» What needs to be done
Copy each line of the records below that mentions the word "yaml".

*** Opening of Records to use ***

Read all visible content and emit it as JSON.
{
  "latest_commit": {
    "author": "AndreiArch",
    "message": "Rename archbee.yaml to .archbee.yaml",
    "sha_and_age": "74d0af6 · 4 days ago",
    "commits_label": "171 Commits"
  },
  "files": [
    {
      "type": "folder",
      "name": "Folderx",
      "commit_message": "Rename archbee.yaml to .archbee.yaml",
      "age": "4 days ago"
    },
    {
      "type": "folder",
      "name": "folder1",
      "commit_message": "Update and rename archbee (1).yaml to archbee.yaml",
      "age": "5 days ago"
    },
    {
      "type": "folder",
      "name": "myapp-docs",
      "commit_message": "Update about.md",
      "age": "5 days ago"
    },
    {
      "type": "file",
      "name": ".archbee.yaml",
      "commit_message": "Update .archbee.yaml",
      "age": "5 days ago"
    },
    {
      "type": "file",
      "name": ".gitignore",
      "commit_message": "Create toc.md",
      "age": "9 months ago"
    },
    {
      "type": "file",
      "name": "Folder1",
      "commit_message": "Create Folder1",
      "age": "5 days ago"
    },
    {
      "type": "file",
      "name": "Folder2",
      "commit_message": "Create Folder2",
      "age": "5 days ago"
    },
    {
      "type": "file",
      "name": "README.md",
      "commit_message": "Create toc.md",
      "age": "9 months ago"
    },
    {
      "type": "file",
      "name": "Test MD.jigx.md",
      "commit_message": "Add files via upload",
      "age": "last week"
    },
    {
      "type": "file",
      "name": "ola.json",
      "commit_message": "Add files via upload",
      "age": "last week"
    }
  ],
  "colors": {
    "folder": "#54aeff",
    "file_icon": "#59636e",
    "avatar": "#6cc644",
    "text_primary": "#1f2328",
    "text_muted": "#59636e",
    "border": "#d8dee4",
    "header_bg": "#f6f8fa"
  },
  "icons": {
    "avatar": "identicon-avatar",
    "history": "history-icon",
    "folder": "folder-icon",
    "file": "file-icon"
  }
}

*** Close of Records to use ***

» Solution for this exercise
    "message": "Rename archbee.yaml to .archbee.yaml",
      "commit_message": "Rename archbee.yaml to .archbee.yaml",
      "commit_message": "Update and rename archbee (1).yaml to archbee.yaml",
      "name": ".archbee.yaml",
      "commit_message": "Update .archbee.yaml",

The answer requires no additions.